▸ **Work required**
All lines in the material below that hold "Arche" should be found and copied.

▸ **Listed records**
------------------------------------

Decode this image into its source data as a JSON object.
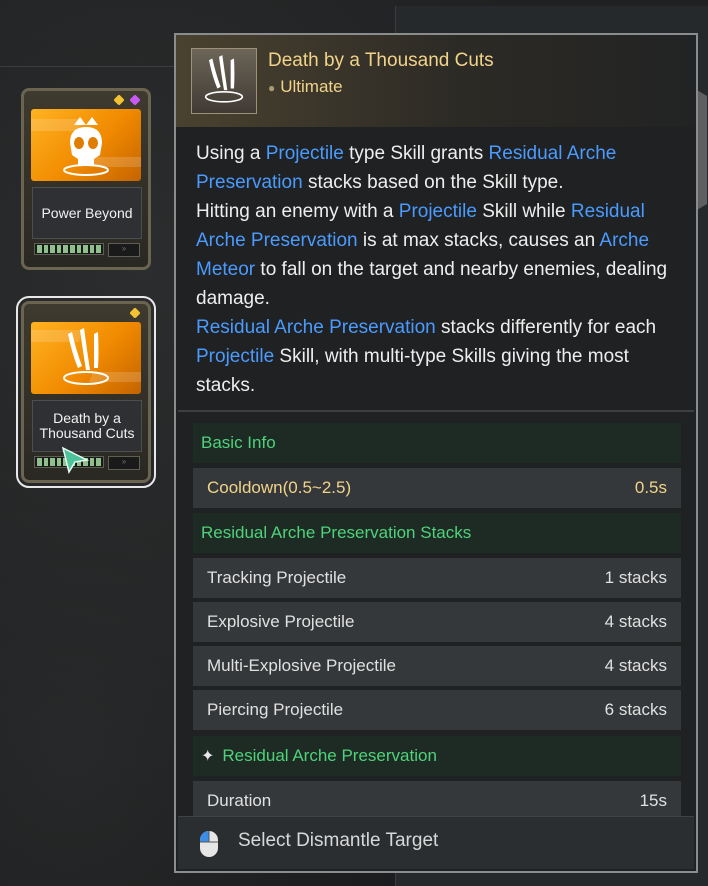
{
  "cards": [
    {
      "label": "Power Beyond",
      "gem_colors": [
        "#f2c233",
        "#c85af2"
      ]
    },
    {
      "label": "Death by a Thousand Cuts",
      "gem_colors": [
        "#f2c233"
      ]
    }
  ],
  "tooltip": {
    "title": "Death by a Thousand Cuts",
    "subtitle": "Ultimate",
    "description": {
      "p1_a": "Using a ",
      "p1_kw1": "Projectile",
      "p1_b": " type Skill grants ",
      "p1_kw2": "Residual Arche Preservation",
      "p1_c": " stacks based on the Skill type.",
      "p2_a": "Hitting an enemy with a ",
      "p2_kw1": "Projectile",
      "p2_b": " Skill while ",
      "p2_kw2": "Residual Arche Preservation",
      "p2_c": " is at max stacks, causes an ",
      "p2_kw3": "Arche Meteor",
      "p2_d": " to fall on the target and nearby enemies, dealing damage.",
      "p3_kw1": "Residual Arche Preservation",
      "p3_a": " stacks differently for each ",
      "p3_kw2": "Projectile",
      "p3_b": " Skill, with multi-type Skills giving the most stacks."
    },
    "basic_info_header": "Basic Info",
    "cooldown": {
      "label": "Cooldown(0.5~2.5)",
      "value": "0.5s"
    },
    "stacks_header": "Residual Arche Preservation Stacks",
    "stacks": [
      {
        "label": "Tracking Projectile",
        "value": "1 stacks"
      },
      {
        "label": "Explosive Projectile",
        "value": "4 stacks"
      },
      {
        "label": "Multi-Explosive Projectile",
        "value": "4 stacks"
      },
      {
        "label": "Piercing Projectile",
        "value": "6 stacks"
      }
    ],
    "preservation_header": "Residual Arche Preservation",
    "duration": {
      "label": "Duration",
      "value": "15s"
    },
    "footer": "Select Dismantle Target"
  },
  "colors": {
    "keyword": "#4b9bff",
    "title": "#f1d38a",
    "section": "#4fd27a"
  },
  "icons": [
    "claw-slash-icon",
    "skull-crown-icon",
    "star-icon",
    "mouse-icon",
    "cursor-arrow-icon"
  ]
}
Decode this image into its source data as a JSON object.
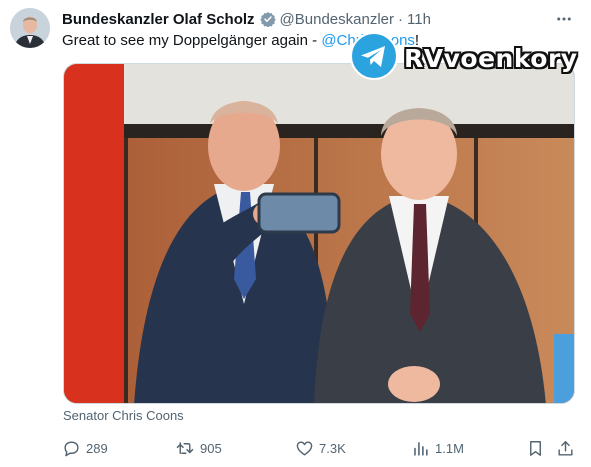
{
  "tweet": {
    "author_name": "Bundeskanzler Olaf Scholz",
    "handle": "@Bundeskanzler",
    "separator": "·",
    "time": "11h",
    "text_before": "Great to see my Doppelgänger again - ",
    "mention": "@ChrisCoons",
    "text_after": "!",
    "media_caption": "Senator Chris Coons",
    "verified_color": "#829aab",
    "accent_color": "#1d9bf0"
  },
  "watermark": {
    "text": "RVvoenkory",
    "icon": "telegram-icon"
  },
  "actions": {
    "replies": "289",
    "reposts": "905",
    "likes": "7.3K",
    "views": "1.1M",
    "icons": [
      "reply-icon",
      "repost-icon",
      "like-icon",
      "views-icon",
      "bookmark-icon",
      "share-icon"
    ]
  },
  "colors": {
    "secondary_text": "#536471",
    "primary_text": "#0f1419"
  }
}
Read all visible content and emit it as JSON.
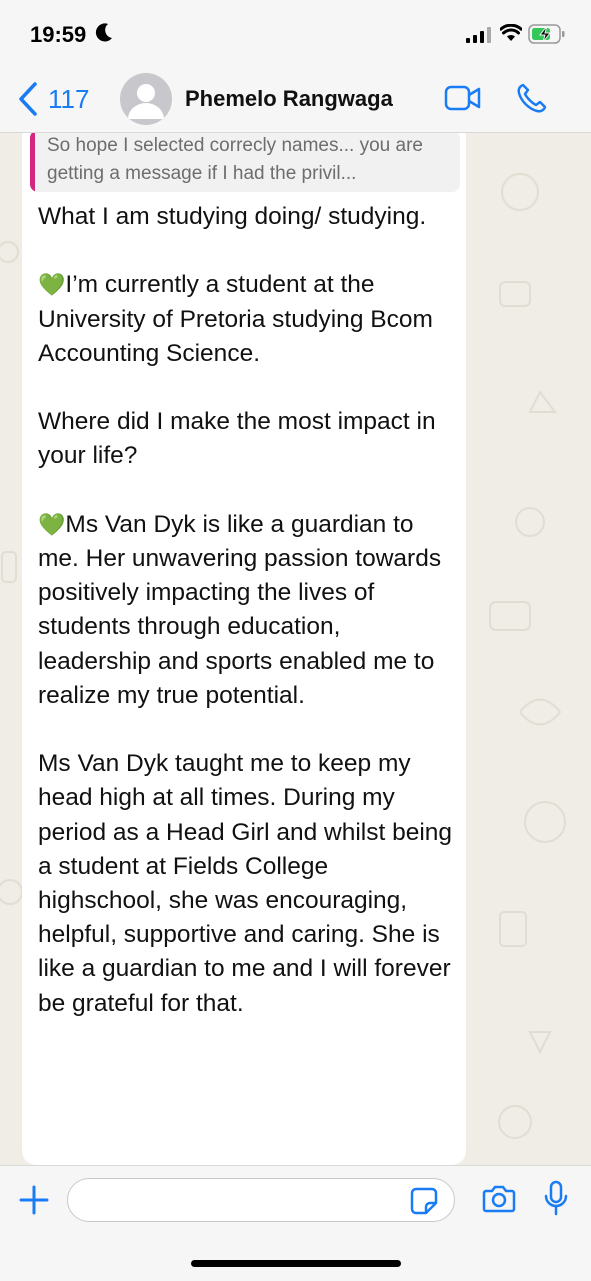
{
  "status_bar": {
    "time": "19:59",
    "icons": [
      "moon-icon",
      "signal-icon",
      "wifi-icon",
      "battery-charging-icon"
    ]
  },
  "header": {
    "back_count": "117",
    "contact_name": "Phemelo Rangwaga",
    "accent_color": "#1a7cf5"
  },
  "quoted": {
    "text": "So hope I selected correcly names... you are getting a message if I had the privil...",
    "bar_color": "#d4267f"
  },
  "message": {
    "paragraphs": [
      {
        "heart": "",
        "text": "What I am studying doing/ studying."
      },
      {
        "heart": "💚",
        "text": "I’m currently a student at the University of Pretoria studying Bcom Accounting Science."
      },
      {
        "heart": "",
        "text": "Where did I make the most impact in your life?"
      },
      {
        "heart": "💚",
        "text": "Ms Van Dyk is like a guardian to me. Her unwavering passion towards positively impacting the lives of students through education, leadership and sports enabled me to realize my true potential."
      },
      {
        "heart": "",
        "text": "Ms Van Dyk taught me to keep my head high at all times. During my period as a Head Girl and whilst being a student at Fields College highschool, she was encouraging, helpful, supportive and caring. She is like a guardian to me and I will forever be grateful for that."
      }
    ]
  },
  "composer": {
    "input_value": "",
    "icons": [
      "plus-icon",
      "sticker-icon",
      "camera-icon",
      "microphone-icon"
    ]
  }
}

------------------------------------

▸ **Completed task**
      "p1_kw2": "Residual Arche Preservation",
      "p2_kw2": "Residual Arche Preservation",
      "p2_kw3": "Arche Meteor",
      "p3_kw1": "Residual Arche Preservation",
    "stacks_header": "Residual Arche Preservation Stacks",
    "preservation_header": "Residual Arche Preservation",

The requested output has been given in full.